2015 saw the re-release of India filmmaker Satyajit Ray’s extraordinary Apu Trilogy. These three films: Pather Panchali (1955), Aparajito (1956), and Apur Sansar (1959) are nothing short of a revelation. The films were meticulously restored after a fire in 1993 all but destroyed the original film negatives. In 2015, the films were re-released in select theaters and on Blu-ray and DVD by the Criterion Collection. The restoration, two decades in the making, is nothing short of a miracle that allows new generations of moviegoers to experience the incredibly moving story of Apu, a boy from a poor Bengal village. Nearly six decades before Richard Linklater’s Boyhood (2014), there was the Apu trilogy, an epic coming of age saga.
Produced on a shoestring budget, Ray’s debut Pather Panchali shows Apu as a young child. The film has a meditative, contemplative tone with a childlike sensibility. Watching Pather Panchali is like viewing the world through the eyes of a child. It is difficult to believe that Pather Panchali was made by amateurs who were literally learning the craft of filmmaking on the job. Its visual splendor alone is enough to make one believe otherwise. The visuals-the dance of raindrops on a pond, the reflection of the children and a sweets vendor over the pond, and a black train moving across a field of white-are gorgeous. Along with the framing of people in doorways, the train and railway become important symbols that connect the three films. Pather Panchali was named “Best Human Document” at the Cannes Film Festival in 1955. If there is one word that can be used to describe the three films, it is undoubtedly human. The humanity and emotional honesty is what makes these films so compelling and universal.

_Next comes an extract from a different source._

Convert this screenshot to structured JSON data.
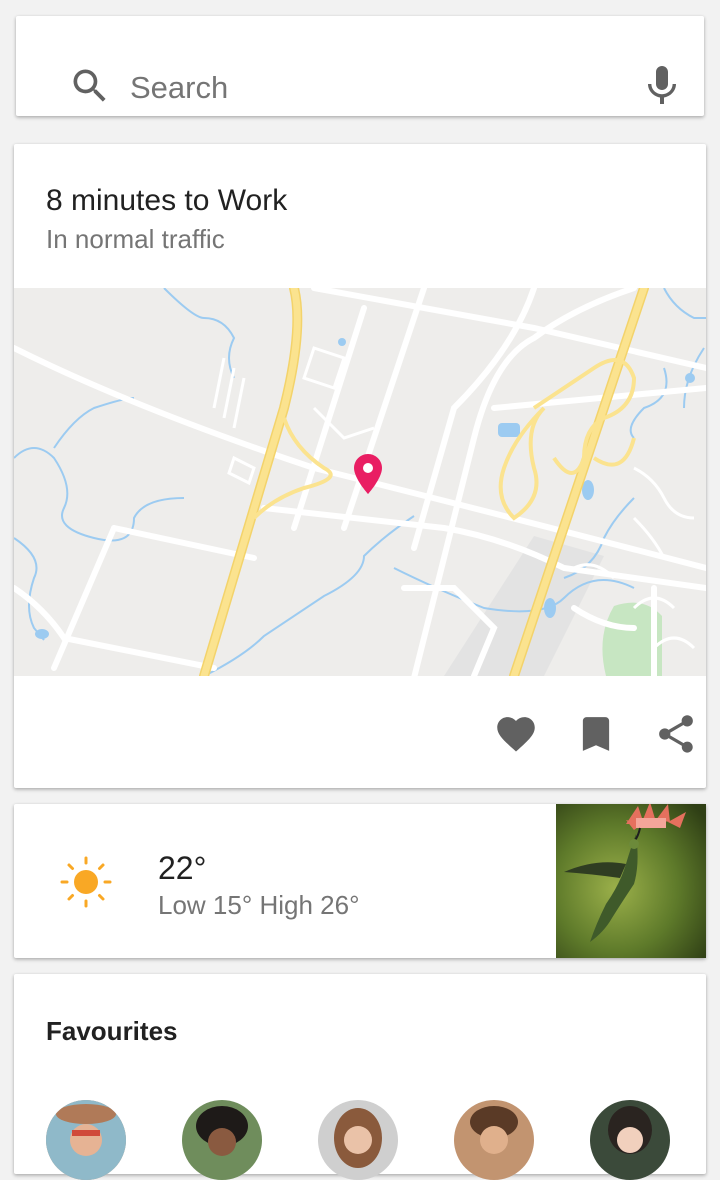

Each film in the Apu Trilogy has a unique soundscape. Whether it is the monsoon rains, the rustling wind, or creaking doors, the sounds add to the film’s authenticity and immersive power. Ravi Shankar’s music is brilliant and is an important component of each film. The acting in these films is also extraordinary. Karuna Banerjee is particularly remarkable as Apu’s mother, Sarbajaya as well as Soumitra Chatterjee who appears in Apur Sansar as Apu in his 20s. Chatterjee would go on to make several films with Ray. Pather Panchali and Aparajito are as much the mother’s story as they are Apu’s. Each time Apu leaves his village to further his education in Calcutta, the look of anxiety and heartbreak on the mother’s face is devastating.
When he began work on Pather Panchali in 1953, Satyajit Ray was a skilled amateur. By the third film, he was a skilled professional. Ray made a total of thirty-seven films during his lifetime and he helped usher in a new era of Indian cinema that relied less on theatrics and more on realism. The great Japanese filmmaker, Akira Kurosawa said this of Ray: “Never having seen a Satyajit Ray film is like never having seen the sun or the moon.”
More people need to discover the films of Satyajit Ray. I look forward to exploring more of his work. The Apu Trilogy stands as one of the greatest film trilogies. These beautiful films brought me to tears. Each film is another piece of one grand musical movement. These emotionally resonant films show life’s many struggles; it is all there in the faces, the images, and the sounds. Experiencing these films for the first time was a revelation.